To do this, an Office of Management and Budget memo released in July 2016 emphasizes that IT leaders should focus on “real-time knowledge of the environment,” encrypt moderate and high-impact information, and limit the use and access of personally identifiable information.
Consider the work at the Health and Human Services Department.
“With a combination of subject-matter expertise, rigorous processes, and effective technologies, we’re able to integrate privacy protections within our IT security program to protect personally identifiable information and personal health information,” says CIO Beth Killoran.
In 2016, HHS created the position of chief privacy and data-sharing officer, who oversees its new Office of Privacy and Information Management. Among other responsibilities, the office will consolidate department-level privacy functions and oversee records management.
“If an agency doesn’t understand its IT environment and data, it’s difficult to develop an effective privacy program,” Killoran says.
Feds Invest in Tech to Minimize, Monitor and Manage
The privacy segment, though nascent, is fast-moving. In a 2016 survey of privacy and IT executives from TRUSTe-IAPP, 40 percent of organizations received higher budget allocations for privacy-related technologies. This could include tools for data discovery, mapping, de-identification, activity monitoring and incident response.
Meanwhile, agencies are also doubling efforts to invest in commercially available security technologies, including Software as a Service. The Veterans Health Administration issued new directives in early 2017 for accessing personally identifiable information in Veterans Affairs IT systems. More recently, that department announced it will adopt a commercial off-the-shelf electronic health records system, which is expected to ease security and privacy challenges associated with maintaining its legacy EHR system, known as VistA.
For its part, HHS is considering cloud access security broker services, which place security solutions between an organization and its cloud services providers. This technique enforces security policies, ensures compliance and aims to prevent data loss. HHS teams also scan the data types held in cloud-based systems, Killoran says, and consult with her colleagues in the privacy office to review assessment findings and address issues.
But for all agencies, the emphasis on privacy is built on a basic tenet.

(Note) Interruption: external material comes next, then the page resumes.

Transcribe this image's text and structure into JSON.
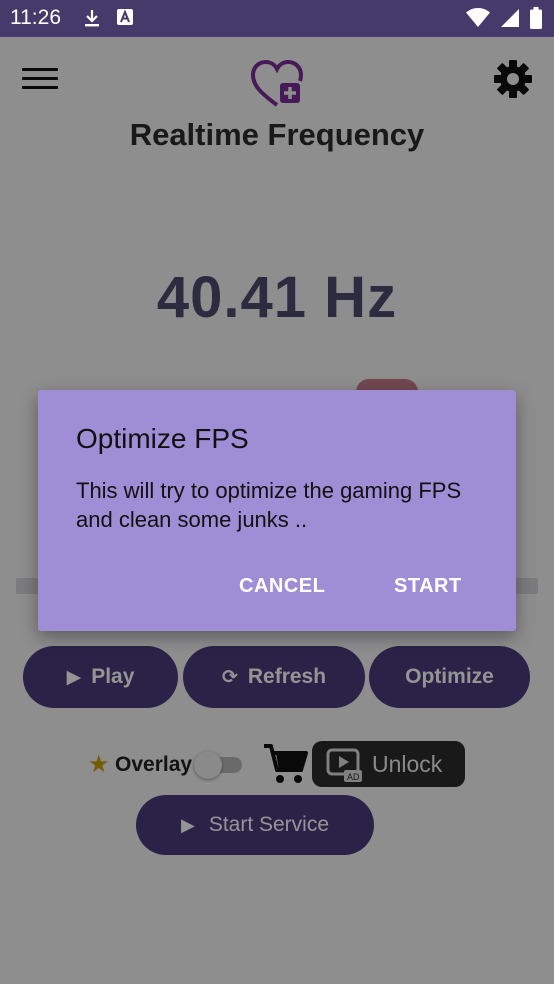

“Data is the now and the future,” Richards says. “Violating privacy by failing to protect it is the quickest way to lose citizens’ trust.”
This content is made possible by FedTech. The editorial staff of Nextgov was not involved in its preparation.